The task:
Repeat the entries below exactly, missing none.

Extracted information:
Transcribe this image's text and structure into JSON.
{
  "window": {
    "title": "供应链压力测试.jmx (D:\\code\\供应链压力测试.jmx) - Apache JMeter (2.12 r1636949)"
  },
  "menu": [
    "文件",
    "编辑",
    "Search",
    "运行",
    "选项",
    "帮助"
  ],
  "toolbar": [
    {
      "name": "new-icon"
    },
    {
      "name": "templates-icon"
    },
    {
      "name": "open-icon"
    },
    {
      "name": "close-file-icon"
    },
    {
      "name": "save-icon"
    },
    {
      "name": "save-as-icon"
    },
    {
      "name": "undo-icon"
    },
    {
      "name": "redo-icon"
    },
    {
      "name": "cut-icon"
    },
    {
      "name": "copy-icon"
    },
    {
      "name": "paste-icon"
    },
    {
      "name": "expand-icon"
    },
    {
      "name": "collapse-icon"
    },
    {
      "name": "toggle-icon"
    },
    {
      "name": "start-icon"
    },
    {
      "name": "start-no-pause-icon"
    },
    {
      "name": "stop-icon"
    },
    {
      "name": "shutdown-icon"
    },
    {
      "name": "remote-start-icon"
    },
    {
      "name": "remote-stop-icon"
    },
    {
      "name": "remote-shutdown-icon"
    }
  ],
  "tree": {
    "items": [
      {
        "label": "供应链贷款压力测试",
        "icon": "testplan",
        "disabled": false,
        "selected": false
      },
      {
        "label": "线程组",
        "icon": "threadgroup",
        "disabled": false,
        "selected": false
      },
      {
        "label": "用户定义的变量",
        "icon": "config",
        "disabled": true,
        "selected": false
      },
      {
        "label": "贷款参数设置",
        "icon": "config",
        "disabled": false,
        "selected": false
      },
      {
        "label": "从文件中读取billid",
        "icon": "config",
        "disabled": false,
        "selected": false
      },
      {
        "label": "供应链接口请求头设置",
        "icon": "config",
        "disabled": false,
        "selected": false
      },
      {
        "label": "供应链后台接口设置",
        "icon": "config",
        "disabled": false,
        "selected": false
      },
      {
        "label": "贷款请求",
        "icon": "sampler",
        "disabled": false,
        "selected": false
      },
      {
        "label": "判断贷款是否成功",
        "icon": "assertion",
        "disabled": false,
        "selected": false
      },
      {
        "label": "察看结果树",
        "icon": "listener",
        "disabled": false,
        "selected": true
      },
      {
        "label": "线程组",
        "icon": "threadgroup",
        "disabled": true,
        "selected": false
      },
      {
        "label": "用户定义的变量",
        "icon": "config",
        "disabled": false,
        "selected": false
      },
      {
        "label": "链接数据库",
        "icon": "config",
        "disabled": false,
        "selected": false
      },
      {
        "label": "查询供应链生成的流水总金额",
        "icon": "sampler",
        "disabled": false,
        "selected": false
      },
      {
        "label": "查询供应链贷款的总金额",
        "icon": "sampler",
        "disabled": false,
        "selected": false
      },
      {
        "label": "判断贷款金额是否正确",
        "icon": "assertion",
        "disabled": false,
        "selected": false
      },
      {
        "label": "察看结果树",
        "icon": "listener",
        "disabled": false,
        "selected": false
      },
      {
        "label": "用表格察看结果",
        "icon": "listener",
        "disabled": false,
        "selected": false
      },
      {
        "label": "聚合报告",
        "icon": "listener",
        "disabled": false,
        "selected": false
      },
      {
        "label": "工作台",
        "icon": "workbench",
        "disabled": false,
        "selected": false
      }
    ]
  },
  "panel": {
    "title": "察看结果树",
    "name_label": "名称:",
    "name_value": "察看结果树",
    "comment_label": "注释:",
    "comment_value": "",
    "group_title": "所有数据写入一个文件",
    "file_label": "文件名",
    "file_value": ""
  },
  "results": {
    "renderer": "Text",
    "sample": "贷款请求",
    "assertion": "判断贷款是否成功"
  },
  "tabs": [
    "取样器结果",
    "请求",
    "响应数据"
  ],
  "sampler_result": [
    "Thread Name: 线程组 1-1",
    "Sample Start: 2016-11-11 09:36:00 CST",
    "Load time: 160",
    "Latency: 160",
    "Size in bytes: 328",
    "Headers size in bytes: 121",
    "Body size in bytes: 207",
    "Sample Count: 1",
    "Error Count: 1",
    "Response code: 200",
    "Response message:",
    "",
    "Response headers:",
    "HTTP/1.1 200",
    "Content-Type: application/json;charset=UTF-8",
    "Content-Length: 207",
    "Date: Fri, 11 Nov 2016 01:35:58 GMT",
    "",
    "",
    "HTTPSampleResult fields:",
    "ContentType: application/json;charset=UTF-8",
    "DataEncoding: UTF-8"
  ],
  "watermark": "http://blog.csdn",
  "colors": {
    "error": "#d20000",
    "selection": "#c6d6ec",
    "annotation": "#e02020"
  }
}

Problem solution:
Transcribe this image's text and structure into JSON.
{
  "window": {
    "title": "供应链压力测试.jmx (D:\\code\\供应链压力测试.jmx) - Apache JMeter (2.12 r1636949)"
  },
  "menu": [
    "文件",
    "编辑",
    "Search",
    "运行",
    "选项",
    "帮助"
  ],
  "toolbar": [
    {
      "name": "new-icon"
    },
    {
      "name": "templates-icon"
    },
    {
      "name": "open-icon"
    },
    {
      "name": "close-file-icon"
    },
    {
      "name": "save-icon"
    },
    {
      "name": "save-as-icon"
    },
    {
      "name": "undo-icon"
    },
    {
      "name": "redo-icon"
    },
    {
      "name": "cut-icon"
    },
    {
      "name": "copy-icon"
    },
    {
      "name": "paste-icon"
    },
    {
      "name": "expand-icon"
    },
    {
      "name": "collapse-icon"
    },
    {
      "name": "toggle-icon"
    },
    {
      "name": "start-icon"
    },
    {
      "name": "start-no-pause-icon"
    },
    {
      "name": "stop-icon"
    },
    {
      "name": "shutdown-icon"
    },
    {
      "name": "remote-start-icon"
    },
    {
      "name": "remote-stop-icon"
    },
    {
      "name": "remote-shutdown-icon"
    }
  ],
  "tree": {
    "items": [
      {
        "label": "供应链贷款压力测试",
        "icon": "testplan",
        "disabled": false,
        "selected": false
      },
      {
        "label": "线程组",
        "icon": "threadgroup",
        "disabled": false,
        "selected": false
      },
      {
        "label": "用户定义的变量",
        "icon": "config",
        "disabled": true,
        "selected": false
      },
      {
        "label": "贷款参数设置",
        "icon": "config",
        "disabled": false,
        "selected": false
      },
      {
        "label": "从文件中读取billid",
        "icon": "config",
        "disabled": false,
        "selected": false
      },
      {
        "label": "供应链接口请求头设置",
        "icon": "config",
        "disabled": false,
        "selected": false
      },
      {
        "label": "供应链后台接口设置",
        "icon": "config",
        "disabled": false,
        "selected": false
      },
      {
        "label": "贷款请求",
        "icon": "sampler",
        "disabled": false,
        "selected": false
      },
      {
        "label": "判断贷款是否成功",
        "icon": "assertion",
        "disabled": false,
        "selected": false
      },
      {
        "label": "察看结果树",
        "icon": "listener",
        "disabled": false,
        "selected": true
      },
      {
        "label": "线程组",
        "icon": "threadgroup",
        "disabled": true,
        "selected": false
      },
      {
        "label": "用户定义的变量",
        "icon": "config",
        "disabled": false,
        "selected": false
      },
      {
        "label": "链接数据库",
        "icon": "config",
        "disabled": false,
        "selected": false
      },
      {
        "label": "查询供应链生成的流水总金额",
        "icon": "sampler",
        "disabled": false,
        "selected": false
      },
      {
        "label": "查询供应链贷款的总金额",
        "icon": "sampler",
        "disabled": false,
        "selected": false
      },
      {
        "label": "判断贷款金额是否正确",
        "icon": "assertion",
        "disabled": false,
        "selected": false
      },
      {
        "label": "察看结果树",
        "icon": "listener",
        "disabled": false,
        "selected": false
      },
      {
        "label": "用表格察看结果",
        "icon": "listener",
        "disabled": false,
        "selected": false
      },
      {
        "label": "聚合报告",
        "icon": "listener",
        "disabled": false,
        "selected": false
      },
      {
        "label": "工作台",
        "icon": "workbench",
        "disabled": false,
        "selected": false
      }
    ]
  },
  "panel": {
    "title": "察看结果树",
    "name_label": "名称:",
    "name_value": "察看结果树",
    "comment_label": "注释:",
    "comment_value": "",
    "group_title": "所有数据写入一个文件",
    "file_label": "文件名",
    "file_value": ""
  },
  "results": {
    "renderer": "Text",
    "sample": "贷款请求",
    "assertion": "判断贷款是否成功"
  },
  "tabs": [
    "取样器结果",
    "请求",
    "响应数据"
  ],
  "sampler_result": [
    "Thread Name: 线程组 1-1",
    "Sample Start: 2016-11-11 09:36:00 CST",
    "Load time: 160",
    "Latency: 160",
    "Size in bytes: 328",
    "Headers size in bytes: 121",
    "Body size in bytes: 207",
    "Sample Count: 1",
    "Error Count: 1",
    "Response code: 200",
    "Response message:",
    "",
    "Response headers:",
    "HTTP/1.1 200",
    "Content-Type: application/json;charset=UTF-8",
    "Content-Length: 207",
    "Date: Fri, 11 Nov 2016 01:35:58 GMT",
    "",
    "",
    "HTTPSampleResult fields:",
    "ContentType: application/json;charset=UTF-8",
    "DataEncoding: UTF-8"
  ],
  "watermark": "http://blog.csdn",
  "colors": {
    "error": "#d20000",
    "selection": "#c6d6ec",
    "annotation": "#e02020"
  }
}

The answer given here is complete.